Isn't it objective?
Student or Learner
Is this "of " apposition as in "the city of seoul" or obejctive as in "The contruction of the dam"? They say it's apposition, but I think objective is closer to its meaning.
ex) What the list aims to do is draw the world's attention to the need of protecting these sites. (the list is about world heritage site)
Isn't it objective?
Maybe my grammar term is too difficult to understand.
I don't understand it.
1. subjetive usage : "The arrival of spring" - means "spring arrives" as "of" connects spring to arrival as the subject for arrival
2. objective usage : "the construction of the dam" - means "construct the dam" as "of" connects dam to construction as the object of the word "construction"
3. equal(apposition) usage : "The city of Seoul" or "his effort of saving children" - these "of" make the former word equal to the latter word, so it's called apposition or equal usage
4. possesive usage - "the pens and pencils of him"- this "of" makes the former word as the belongings of the latter word
According to the 4 usages we learned, I think the "of" in "the need of protecting these sites" means objective usage as it can mean "the world's attention to need protecting these sites", but some one in Korea is arguing that it's an equal(apposition) usage like "the need that they have to protect these sites". That's why I'm confused.
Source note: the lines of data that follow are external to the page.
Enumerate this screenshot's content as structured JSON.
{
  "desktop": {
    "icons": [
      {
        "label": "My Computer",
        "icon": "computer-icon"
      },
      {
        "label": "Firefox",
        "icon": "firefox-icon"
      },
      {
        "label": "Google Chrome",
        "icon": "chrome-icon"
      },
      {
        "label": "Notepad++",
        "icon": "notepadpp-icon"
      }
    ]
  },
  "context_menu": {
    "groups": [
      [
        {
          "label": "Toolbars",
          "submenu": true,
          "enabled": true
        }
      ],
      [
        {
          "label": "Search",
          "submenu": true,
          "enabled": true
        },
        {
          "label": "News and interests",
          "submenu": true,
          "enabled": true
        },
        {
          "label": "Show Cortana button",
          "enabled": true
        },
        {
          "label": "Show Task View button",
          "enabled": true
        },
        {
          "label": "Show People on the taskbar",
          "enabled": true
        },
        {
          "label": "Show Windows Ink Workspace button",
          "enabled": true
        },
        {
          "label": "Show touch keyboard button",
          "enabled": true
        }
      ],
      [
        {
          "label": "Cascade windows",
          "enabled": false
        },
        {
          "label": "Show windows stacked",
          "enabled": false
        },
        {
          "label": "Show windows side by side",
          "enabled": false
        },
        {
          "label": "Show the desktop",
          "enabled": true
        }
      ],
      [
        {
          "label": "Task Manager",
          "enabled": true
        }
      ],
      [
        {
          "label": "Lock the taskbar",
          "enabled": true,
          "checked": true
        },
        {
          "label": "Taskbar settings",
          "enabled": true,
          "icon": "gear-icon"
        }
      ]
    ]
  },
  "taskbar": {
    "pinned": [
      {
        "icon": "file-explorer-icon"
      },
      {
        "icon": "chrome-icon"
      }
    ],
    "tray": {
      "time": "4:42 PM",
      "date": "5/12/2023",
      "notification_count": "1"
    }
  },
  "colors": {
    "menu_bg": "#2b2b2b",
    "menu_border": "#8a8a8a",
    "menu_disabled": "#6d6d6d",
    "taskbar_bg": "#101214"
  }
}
Are these four usages all Korean-made ones?
Last edited by keannu; 05-Oct-2011 at 02:46.
As a native speaker, I would not be using the word 'of'. I would say 'the need 'FOR' protectiing... '.
As a digression - we would say 'his pens and pencils', not 'the pencils of him', although that is not necessarily wrong.
Does this help?
keannu: Are these four usages all Korean-made ones?
5jj: I don't know about that, but I have not encountered them. There's nothing wrong with them, but I have managed all my life without them.
Whoknows: As a native speaker, I would not be using the word 'of'. I would say 'the need 'FOR' protecting... '.
keannu: Don't you think it was written by a native speaker? Do native speakers never say in that way?
5jj: I wouldn't say 'never', but I wouldn't say'of'. I'd probably say, "the need to protect".
keannu: Anyway, if "of" is possible in this sentence, which usage do you think it is?
5jj. I suppose it's the apposition one.
In Korea, in so many questions of tests, these usages are dealt with, and become quite important issues, and I thought it must come from native speakers' grammar.
But now I guess it's what Koreans made. Korean also has the same word for "of", but as you haven't cared about it for your lifetime, I can also mange without caring about Korean "of", if I focus on and analyze Korean "of", they will say "I'm crazy", but Korean grammarians may have created these usages for proper interpretations of writings.
Last edited by keannu; 05-Oct-2011 at 05:43.
*** NOT A TEACHER ***
Eg., "He gave me some pens and pencils of his, and he also gave me his exercise book."